- Some hygiene practices, such as douching, using scented soaps or sprays.
- A forgotten tampon inside the vagina. Change tampons at least every four hours.
Some of these issues are uncomfortable but relatively harmless. Others, such as STDs, can spread to reproductive organs or to sexual partners.
Are there home treatments for abnormal vaginal discharge?
Prevent infections by limiting sexual partners, practicing safer sex with the use of condoms, and maintaining good hygiene routines. Wear breathable cotton underwear whenever possible. Do not use douches, as these remove healthy bacteria from the vagina and allow infections to flourish. You do not need to treat a normal vaginal discharge.
When taking antibiotics, eat yogurt with live and active cultures to decrease the likelihood of a yeast infection. Yeast infections are often effectively treated with over-the-counter creams or vaginal suppositories.
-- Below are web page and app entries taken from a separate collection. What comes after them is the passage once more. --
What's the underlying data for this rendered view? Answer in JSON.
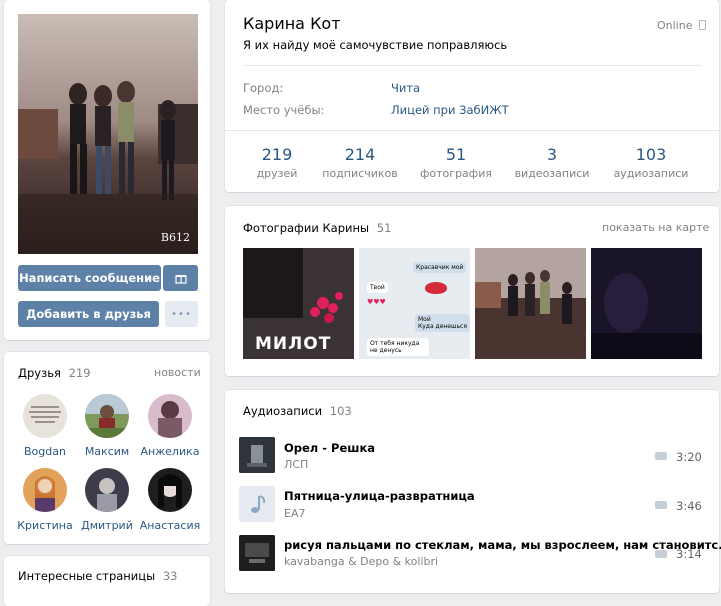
{
  "profile": {
    "name": "Карина Кот",
    "status": "Я их найду моё самочувствие поправляюсь",
    "online": "Online",
    "info": [
      {
        "label": "Город:",
        "value": "Чита"
      },
      {
        "label": "Место учёбы:",
        "value": "Лицей при ЗабИЖТ"
      }
    ],
    "stats": [
      {
        "num": "219",
        "label": "друзей"
      },
      {
        "num": "214",
        "label": "подписчиков"
      },
      {
        "num": "51",
        "label": "фотография"
      },
      {
        "num": "3",
        "label": "видеозаписи"
      },
      {
        "num": "103",
        "label": "аудиозаписи"
      }
    ],
    "avatar_caption": "B612"
  },
  "actions": {
    "write_message": "Написать сообщение",
    "add_friend": "Добавить в друзья",
    "more": "•••"
  },
  "friends": {
    "title": "Друзья",
    "count": "219",
    "news_link": "новости",
    "items": [
      {
        "name": "Bogdan",
        "color": "#e7e2da"
      },
      {
        "name": "Максим",
        "color": "#6f8f4a"
      },
      {
        "name": "Анжелика",
        "color": "#c9a6b8"
      },
      {
        "name": "Кристина",
        "color": "#d9883a"
      },
      {
        "name": "Дмитрий",
        "color": "#4b4b5a"
      },
      {
        "name": "Анастасия",
        "color": "#2a2a2a"
      }
    ]
  },
  "interesting_pages": {
    "title": "Интересные страницы",
    "count": "33"
  },
  "photos": {
    "title": "Фотографии Карины",
    "count": "51",
    "map_link": "показать на карте",
    "chat_lines": [
      "Красавчик мой",
      "Твой",
      "Мой",
      "Куда денешься",
      "От тебя никуда не денусь"
    ],
    "photo1_text": "МИЛОТ"
  },
  "audio": {
    "title": "Аудиозаписи",
    "count": "103",
    "tracks": [
      {
        "title": "Орел - Решка",
        "artist": "ЛСП",
        "duration": "3:20"
      },
      {
        "title": "Пятница-улица-развратница",
        "artist": "EA7",
        "duration": "3:46"
      },
      {
        "title": "рисуя пальцами по стеклам, мама, мы взрослеем, нам становитс...",
        "artist": "kavabanga & Depo & kolibri",
        "duration": "3:14"
      }
    ]
  }
}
Use condoms for at least a week after beginning treatment for a yeast infection, so you do not infect your partner or re-infect yourself. If the yeast infection symptoms do not go away after a week, contact your gynecologist.
When should I see the doctor about abnormal vaginal discharge?
Anytime you have a concern about a change in your vaginal discharge, contact your gynecologist. If you experience yellow, green, thick, or cottage-cheese-like vaginal discharge, these are symptoms of a problem that warrants a doctor’s care. Vaginal discharges with strong odors, including foul smells or a fishy smell, also indicate likely infections that require a visit to the doctor.
If you have bleeding or spotting, pain in your lower abdomen, or pain during sexual intercourse, these symptoms should also be discussed with your gynecologist. Sometimes spotting is a sign you are pregnant. If you are already pregnant and in your first trimester of pregnancy, spotting may be a sign of a miscarriage. In this case, call your doctor immediately. If other symptoms, such as fever, fatigue, increased urination, or unexplained weight loss accompany changes in your vaginal discharge, see a doctor as soon as you can.
What are the treatments for unusual vaginal discharge?
Women can have more than one infection at the same time. They can get infections through unprotected sex with a partner who is unaware they have an infection, and they can spread an infection to a sexual partner through unprotected sex. If you are getting treatment for a vaginal infection, your sex partners also need to get treatment at the same time. You need to use a condom for all sexual activity while you are getting treatment, so you do not re-infect yourself or your partners.
Your doctor will do a pelvic exam, including testing your vaginal discharge, to determine the cause of your symptoms. The doctor may also ask questions about your symptoms, your sexual activity, and your menstrual cycles. If necessary, the doctor will send samples of your discharge to the lab for testing. The doctor may also do a Pap smear or other tests to check for HPV or cervical cancer if they have reason to be concerned about those issues.
Once the doctor knows the cause of the problem, they can work with you to determine a course of treatment. It may be as simple as antibiotics or a yeast infection treatment. If the problem is an STD, the doctor will want to treat your sexual problems, too. You need to finish all your medicine, even if you feel better. If the problem is due to menopause, the doctor may treat you with a vaginal cream containing estrogen.
Anytime you have questions about your vaginal health, contact your doctor at Kansas City ObGyn. We will schedule an appointment and answer your questions, treating any problems you may be experiencing.